I caught up with Patsy by telephone on Friday and asked about the title. Turns out the “hobo” part of her father’s life came long before Patsy entered the picture.
“Before my dad married my mother, he was kind of wild,” Patsy said. “He and a buddy of his hoboed a train there from Addie. Grandma said he was gone about three months, and he went to just about every state. He never really got that out of his blood; we always lived close to the railroad. He worked, and he retired from Mead, but he always loved the railroad.”
What caused Patsy, in her ninth decade, to pick up her pen and write her stories down now?
“I’d always wanted to do it for my kids, but I never had time,” she said. “I have five children, and I worked all my life. After my husband died eight years ago, I had plenty of time. My daughter, Donna, talked with (Publisher) Amy Garza (of Catch the Spirit of Appalachia), and it went from there.”
Garza said Patsy’s writing really struck a chord with her.
“As I was working on this book, it seemed as if I was reliving my own growing-up years in Jackson County,” Garza said. “As you read Patsy’s words, her stories come alive in your mind, allowing you to once again go back to that simpler time. It was exciting for me to keep turning the pages to see what she would talk about next. As the book drew to an end, I realized I had learned more about the community of early Addie and its people than I had known before.”
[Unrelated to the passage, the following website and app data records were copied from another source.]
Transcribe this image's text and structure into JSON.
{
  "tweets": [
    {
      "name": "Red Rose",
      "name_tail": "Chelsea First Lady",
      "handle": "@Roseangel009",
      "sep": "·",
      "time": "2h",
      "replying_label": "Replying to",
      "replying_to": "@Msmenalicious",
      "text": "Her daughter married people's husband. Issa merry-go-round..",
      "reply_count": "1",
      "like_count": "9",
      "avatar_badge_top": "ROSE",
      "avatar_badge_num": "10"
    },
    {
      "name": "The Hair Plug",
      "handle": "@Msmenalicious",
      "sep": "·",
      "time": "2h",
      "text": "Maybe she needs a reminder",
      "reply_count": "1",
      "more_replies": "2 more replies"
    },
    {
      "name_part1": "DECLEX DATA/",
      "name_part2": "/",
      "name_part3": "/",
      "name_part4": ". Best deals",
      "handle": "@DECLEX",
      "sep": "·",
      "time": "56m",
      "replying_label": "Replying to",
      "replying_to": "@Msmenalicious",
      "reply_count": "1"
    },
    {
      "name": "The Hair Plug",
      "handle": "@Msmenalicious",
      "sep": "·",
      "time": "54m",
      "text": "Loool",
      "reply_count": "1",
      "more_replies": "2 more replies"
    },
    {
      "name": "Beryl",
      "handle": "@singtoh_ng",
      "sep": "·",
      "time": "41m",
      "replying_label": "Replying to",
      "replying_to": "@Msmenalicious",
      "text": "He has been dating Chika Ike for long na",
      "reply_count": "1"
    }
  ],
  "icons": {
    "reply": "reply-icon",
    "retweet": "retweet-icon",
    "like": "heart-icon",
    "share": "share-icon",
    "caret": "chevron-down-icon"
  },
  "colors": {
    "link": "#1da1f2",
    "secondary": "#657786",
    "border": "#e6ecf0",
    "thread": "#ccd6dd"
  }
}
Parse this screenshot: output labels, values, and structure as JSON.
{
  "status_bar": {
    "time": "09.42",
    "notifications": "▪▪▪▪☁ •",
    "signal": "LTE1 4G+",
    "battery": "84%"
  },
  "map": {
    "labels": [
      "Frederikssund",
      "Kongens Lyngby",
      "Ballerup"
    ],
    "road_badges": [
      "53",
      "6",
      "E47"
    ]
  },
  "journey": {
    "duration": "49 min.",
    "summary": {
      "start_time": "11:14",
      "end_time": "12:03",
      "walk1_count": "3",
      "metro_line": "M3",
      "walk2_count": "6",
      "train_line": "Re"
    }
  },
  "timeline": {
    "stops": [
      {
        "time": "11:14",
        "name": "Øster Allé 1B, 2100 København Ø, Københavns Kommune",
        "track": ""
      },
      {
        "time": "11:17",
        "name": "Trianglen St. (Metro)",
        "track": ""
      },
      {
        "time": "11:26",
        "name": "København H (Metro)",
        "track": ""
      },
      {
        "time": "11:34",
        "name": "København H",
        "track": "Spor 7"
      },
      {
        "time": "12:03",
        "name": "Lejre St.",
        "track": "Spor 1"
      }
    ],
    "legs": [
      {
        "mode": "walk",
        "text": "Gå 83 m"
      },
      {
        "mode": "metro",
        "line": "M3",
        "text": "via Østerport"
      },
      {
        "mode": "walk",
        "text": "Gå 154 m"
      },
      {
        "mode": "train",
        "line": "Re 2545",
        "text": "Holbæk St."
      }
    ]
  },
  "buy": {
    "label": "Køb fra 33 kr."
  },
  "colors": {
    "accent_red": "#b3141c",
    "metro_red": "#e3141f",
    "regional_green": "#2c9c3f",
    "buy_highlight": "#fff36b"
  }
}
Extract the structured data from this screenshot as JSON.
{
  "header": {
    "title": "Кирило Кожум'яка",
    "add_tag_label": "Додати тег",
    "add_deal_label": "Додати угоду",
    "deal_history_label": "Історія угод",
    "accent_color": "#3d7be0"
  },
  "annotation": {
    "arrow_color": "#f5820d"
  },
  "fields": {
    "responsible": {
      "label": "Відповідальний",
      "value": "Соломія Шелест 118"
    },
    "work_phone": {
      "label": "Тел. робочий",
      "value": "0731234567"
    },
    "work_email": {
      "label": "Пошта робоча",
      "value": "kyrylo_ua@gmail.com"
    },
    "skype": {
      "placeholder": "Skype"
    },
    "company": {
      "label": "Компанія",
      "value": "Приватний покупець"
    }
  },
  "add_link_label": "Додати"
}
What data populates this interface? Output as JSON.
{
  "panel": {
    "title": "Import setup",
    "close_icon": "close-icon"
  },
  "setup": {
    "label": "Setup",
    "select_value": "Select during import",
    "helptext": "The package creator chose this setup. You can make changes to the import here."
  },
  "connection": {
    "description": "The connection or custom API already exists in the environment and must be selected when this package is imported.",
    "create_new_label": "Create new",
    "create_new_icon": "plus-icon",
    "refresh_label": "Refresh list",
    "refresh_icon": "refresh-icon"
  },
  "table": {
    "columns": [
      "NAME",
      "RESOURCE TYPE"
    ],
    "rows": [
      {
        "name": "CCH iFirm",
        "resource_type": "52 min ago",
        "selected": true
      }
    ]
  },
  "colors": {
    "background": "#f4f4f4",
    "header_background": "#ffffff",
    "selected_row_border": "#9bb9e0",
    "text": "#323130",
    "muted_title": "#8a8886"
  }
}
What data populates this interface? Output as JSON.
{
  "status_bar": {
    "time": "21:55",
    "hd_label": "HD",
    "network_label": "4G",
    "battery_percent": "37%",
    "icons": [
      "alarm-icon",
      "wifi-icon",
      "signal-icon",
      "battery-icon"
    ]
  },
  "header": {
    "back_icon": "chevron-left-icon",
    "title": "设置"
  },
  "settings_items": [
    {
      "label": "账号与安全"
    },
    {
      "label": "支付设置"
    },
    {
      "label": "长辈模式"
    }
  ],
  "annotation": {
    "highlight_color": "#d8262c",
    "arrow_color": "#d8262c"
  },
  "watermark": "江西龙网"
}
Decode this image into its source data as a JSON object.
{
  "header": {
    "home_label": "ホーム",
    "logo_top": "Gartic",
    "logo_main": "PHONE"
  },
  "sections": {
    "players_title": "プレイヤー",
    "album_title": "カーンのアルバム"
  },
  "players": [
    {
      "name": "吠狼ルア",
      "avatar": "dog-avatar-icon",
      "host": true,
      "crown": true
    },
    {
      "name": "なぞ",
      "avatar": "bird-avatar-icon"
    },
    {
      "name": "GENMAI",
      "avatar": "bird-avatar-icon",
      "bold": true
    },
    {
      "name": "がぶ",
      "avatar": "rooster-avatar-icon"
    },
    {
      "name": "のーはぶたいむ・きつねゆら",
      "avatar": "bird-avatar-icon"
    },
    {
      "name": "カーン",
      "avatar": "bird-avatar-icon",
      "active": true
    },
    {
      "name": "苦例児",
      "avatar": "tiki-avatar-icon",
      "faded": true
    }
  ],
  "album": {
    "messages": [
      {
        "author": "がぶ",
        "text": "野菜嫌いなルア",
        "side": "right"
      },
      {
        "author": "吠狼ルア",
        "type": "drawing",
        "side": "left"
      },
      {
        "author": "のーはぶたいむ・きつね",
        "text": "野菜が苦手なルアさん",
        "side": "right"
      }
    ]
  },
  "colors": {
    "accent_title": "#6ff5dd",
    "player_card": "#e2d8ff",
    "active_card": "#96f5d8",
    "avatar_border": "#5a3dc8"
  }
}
Patsy has never kept a journal or diary, but she says she can remember her childhood vividly.
“It’s weird, I can remember all the stuff from back then, but I can’t remember where I went yesterday,” she said.
Patsy, who lived in Sylva for most of her life and moved to Waynesville 10 years ago, also created the book’s cover illustration, which depicts a boy and girl holding hands as a train steams past.
“I also started painting after my husband died, and I had an art show about three years ago,” she said. “I’ve drawn pictures all my life – I used to illustrate reports and things for the other kids in school. I had a lot of stress after he died, so I would just sit and paint.”
“Addie” is filled with details of what it was like to survive in the mountains when people didn’t have much money and relied on themselves. She tells of eating cornmeal mush in the winter when the chickens quit laying, and describes butchering hogs, and canning and drying food.
Patsy says she thinks it’s important to share these stories of life in Western North Carolina as the Depression was coming to an end and World War II was being fought. Her ancestors lived through hardships but managed to make it through, she said. “Because of their determination and the close family structure, our ancestors managed to survive and overcome the worst of times in our history, leaving us a legacy of which we can all be proud.”
Patsy’s book also resonates because it reminds me of two other Addie natives who have been important to me: longtime Asheville-Citizen Times columnist Bob Terrell, who taught the only writing class I ever took; and Harold Norman, a Sylva Herald pressman who generously shared lots of local knowledge he’d gained outside of school – his “Addiecation.” Both Bob and Harold are gone now, but things I learned from them inform most everything I write.
As for Patsy, her book has already sold more copies than she ever expected.
“I didn’t think about anybody wanting to buy it,” she said. “I was doing it for my family. But a lot of the older people around here like it because they can relate to the way we lived back then.”
City Lights has copies of “Addie: Memories of a Hobo’s Daughter,” and plans a book event with Patsy at 3 p.m. Saturday, March 9.
Lynn Hotaling was editor of The Sylva Herald for 18 years, retiring in January 2016. She is the author of two books on local history.